One family retraces Lewis and Clark's 1805 arrival at the Pacific
To create the distance a frontier demands.Green hunger splitting the husk of our lives.The husk turned from.To seek out that turning, that distance.To set it loose just to see what it does. To watch it learn to walk.To build a home beside it.With what wood we found.
Through the fog we tail a milk truck painted in puns—The Udder Guys, Dairy Aire—then half a house on a flatbed. You're trying to explain the difference between tension and piecework, a small aggravation inside a larger sadness. Briefly, cut from the fog, a field strewn with mower parts, spools, then a lull of grass, six crooked graves. The half house turns left and we double our speed. [End Page 477]
The river has rose nearly 8 Inches to dayand has every appearance of a tide,from what Cause I can't Say—

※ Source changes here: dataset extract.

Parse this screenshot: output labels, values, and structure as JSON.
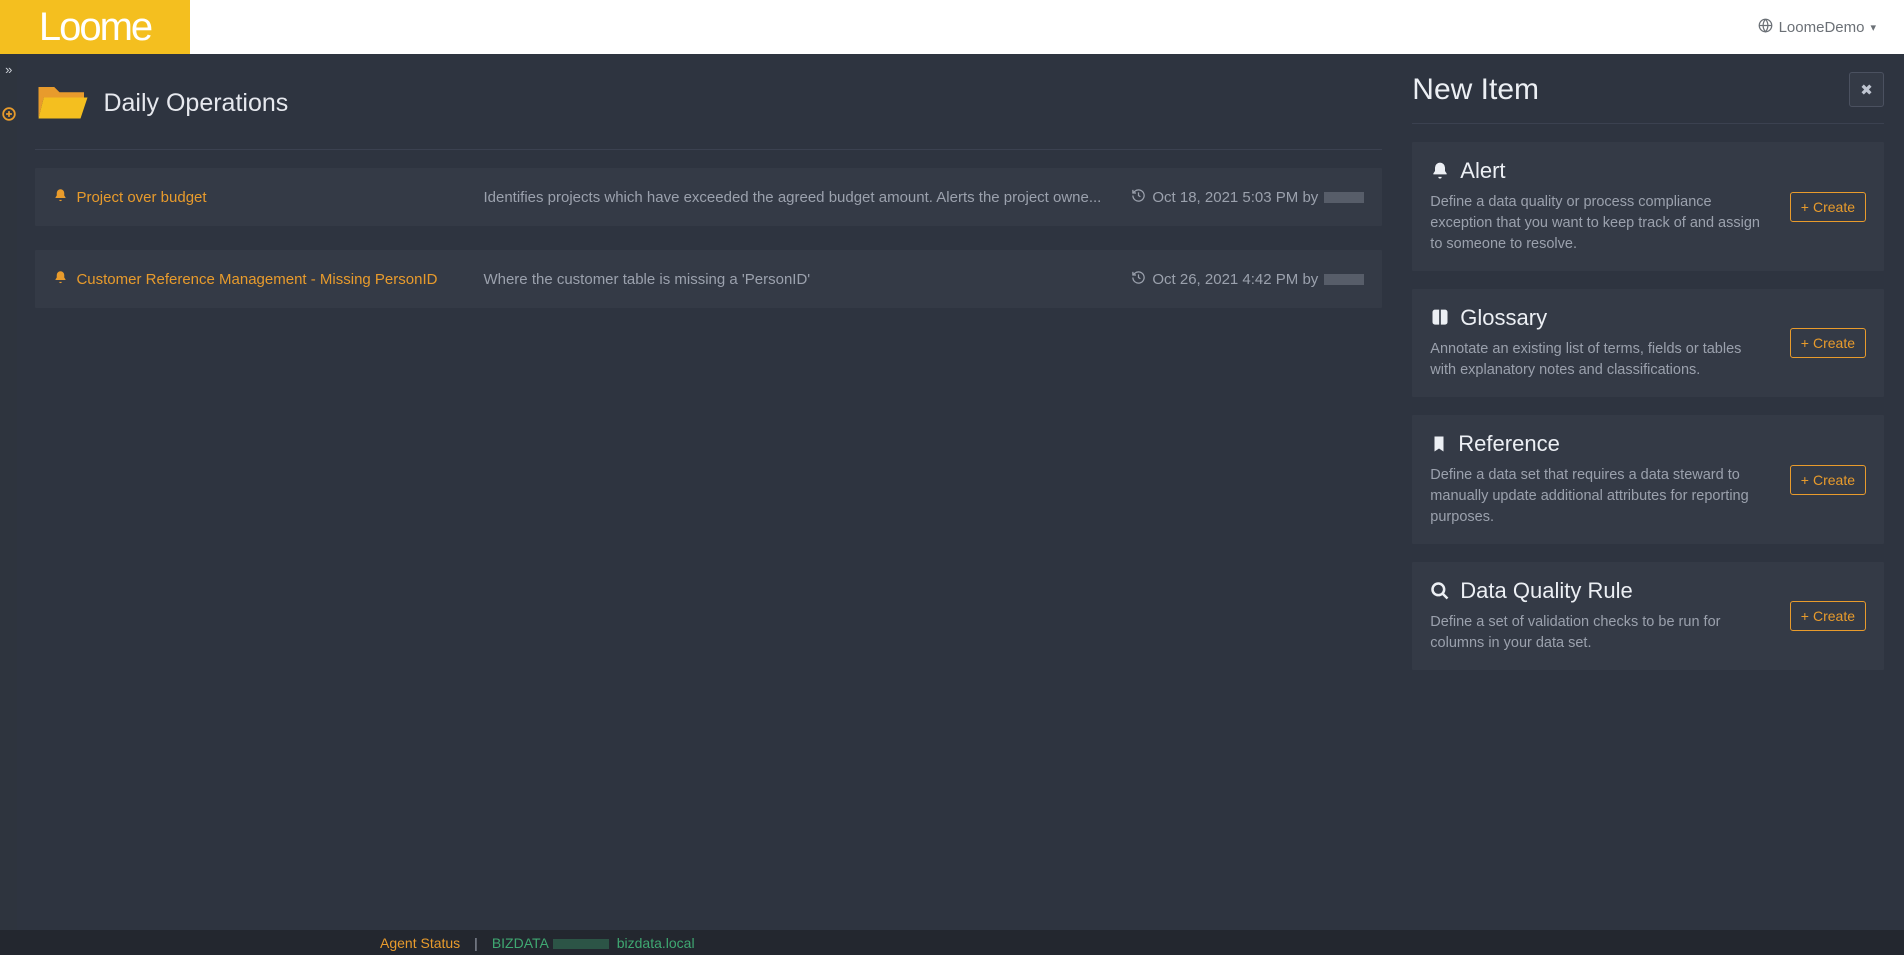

When Clark pointed at individual Indians within a group in hopes of learning their names, he kept getting the same answer. A new edition of the journals tells us, in a footnote, the Indians were saying, He is pointing at him. The road to the winter camp the explorers chose for its ready elk is now marked with a yellow sign warning ELK. How they knew they were nearing the sea was not by the river's tide but by the familiar words called out from boats carrying ballast in copper kettles.

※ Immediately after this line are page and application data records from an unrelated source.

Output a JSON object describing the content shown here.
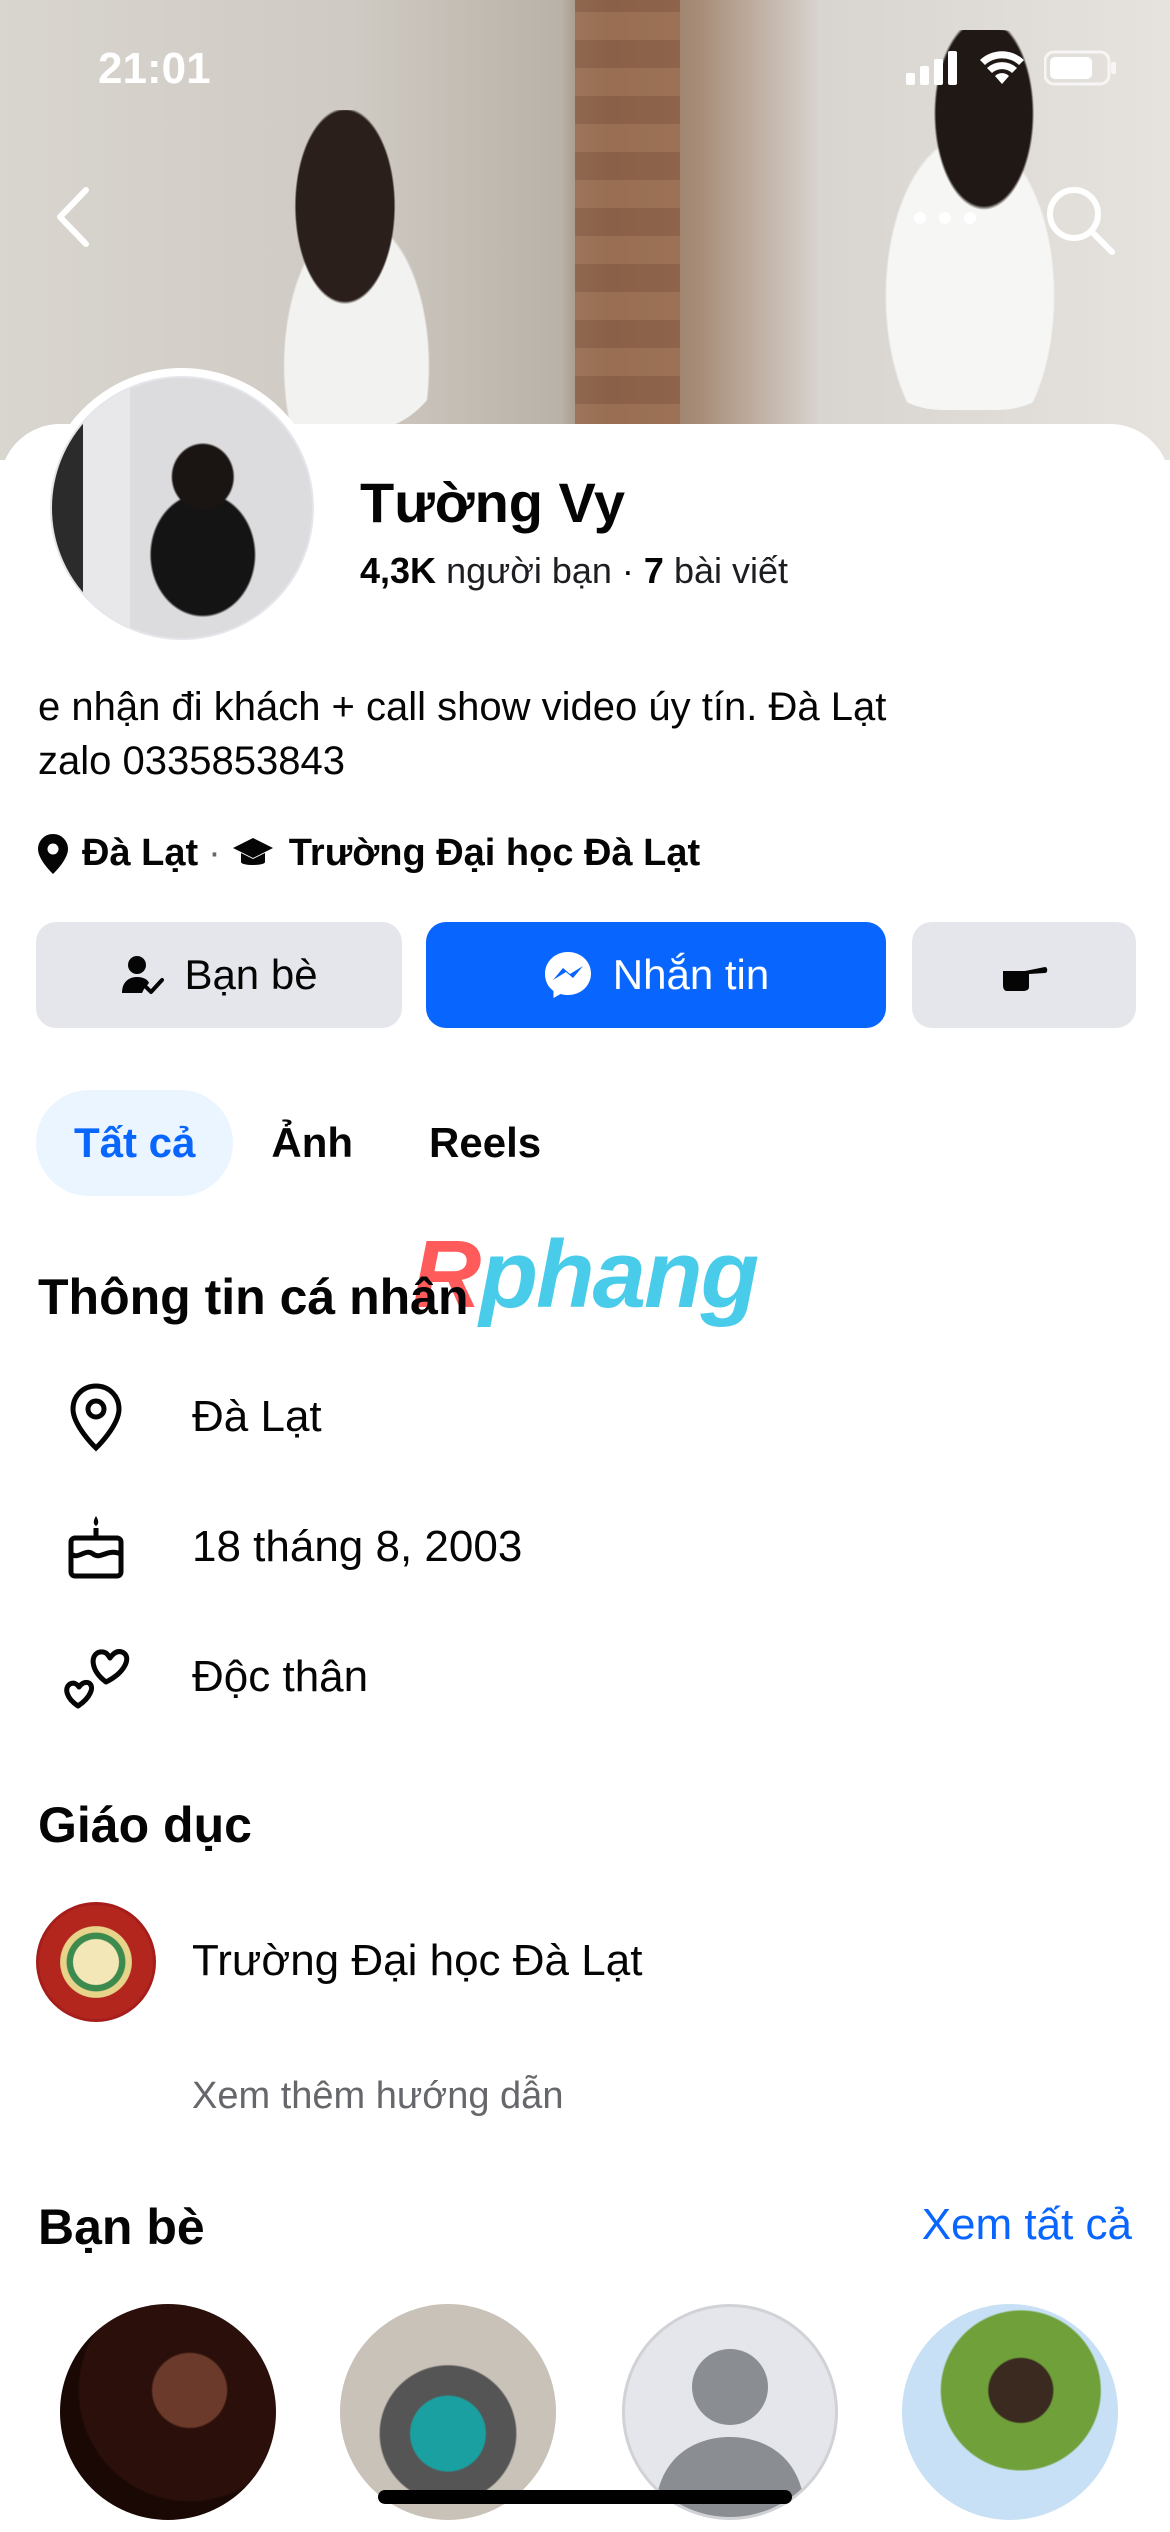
{
  "status": {
    "time": "21:01"
  },
  "profile": {
    "name": "Tường Vy",
    "friends_count": "4,3K",
    "friends_label": "người bạn",
    "dot": "·",
    "posts_count": "7",
    "posts_label": "bài viết",
    "bio": "e nhận đi khách + call show video úy tín. Đà Lạt\nzalo 0335853843",
    "location": "Đà Lạt",
    "meta_sep": "·",
    "school": "Trường Đại học Đà Lạt"
  },
  "actions": {
    "friends_label": "Bạn bè",
    "message_label": "Nhắn tin"
  },
  "tabs": [
    {
      "label": "Tất cả",
      "active": true
    },
    {
      "label": "Ảnh",
      "active": false
    },
    {
      "label": "Reels",
      "active": false
    }
  ],
  "watermark": {
    "r": "R",
    "rest": "phang"
  },
  "personal_info": {
    "title": "Thông tin cá nhân",
    "location": "Đà Lạt",
    "birthday": "18 tháng 8, 2003",
    "relationship": "Độc thân"
  },
  "education": {
    "title": "Giáo dục",
    "school": "Trường Đại học Đà Lạt",
    "see_more": "Xem thêm hướng dẫn"
  },
  "friends_section": {
    "title": "Bạn bè",
    "see_all": "Xem tất cả"
  },
  "colors": {
    "accent": "#0866ff",
    "button_gray": "#e4e6eb",
    "tab_active_bg": "#ebf5ff",
    "muted_text": "#65676b"
  },
  "icons": [
    "back-icon",
    "more-icon",
    "search-icon",
    "location-pin-icon",
    "graduation-cap-icon",
    "friend-check-icon",
    "messenger-icon",
    "poke-icon",
    "birthday-cake-icon",
    "hearts-icon"
  ]
}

Everything they were afraid of that season took root, then fed them through the long spring. Sometimes they'd name a bird twice, three times, tongues lapping the fog. This winter of naming spread and battened in like a quilt: what they remembered and what they kept trying to see. They built the fort out of anger at the constant damp, the wet rolling logs that had frightened them now bound into thick-walled rooms, cut for fire. But whether to trust the first draft, or the third . . . Reading interviews with poets, I notice their answers are longer and smarter than a decade ago. Even though on the page they gather at a kitchen table, tape recorder and cigarettes in front of them, through their smooth and arching syntax it's clear they've actually written out their replies, revised them, rather than hear their own stutter transcribed.
Upstairs my son sings every song he knows, retells whole conversations against the sleep I've laid out. Every day he throws the cup of his words like dice. Like Lewis, who broke a months-long silence to write about a beaver he saw, H. was mesmerized by the one he spotted this morning at the fort. Everything after it either a littler beaver or a bigger one. So an idea is smoothed, built to its socket and tested, rather than the slick log battering the shore until it lodges or splits. Dismal Nitch: the men balanced all night on the turning blackness.
Whether or not there was a bear seems beside the point. When Patrick Gass, one of the explorers, published his journals in 1807—seven years ahead of Lewis and Clark—the in-house illustrator back east etched his best guess of a grizzly: a beautiful, shaggy ten-foot dog with the explorer tiny and trembling in a tree just overhead. [End Page 478]
I don't believe that one thing leads to another. I don't believe Rukeyser, who says choice after choice falls away. I believe in the hung mobile, the tether and each animal's idle spin, its surface the reflection of its surface so that you can't tell which side of the cut board led the scissors, which was belly. Today I drive farther north than the explorers ventured—Clark started up this peninsula but after four miles of what he named Long Beach, declared the beach before him the same as the beach behind him. I drive to the tip, Leadbetter Point. The water on both sides...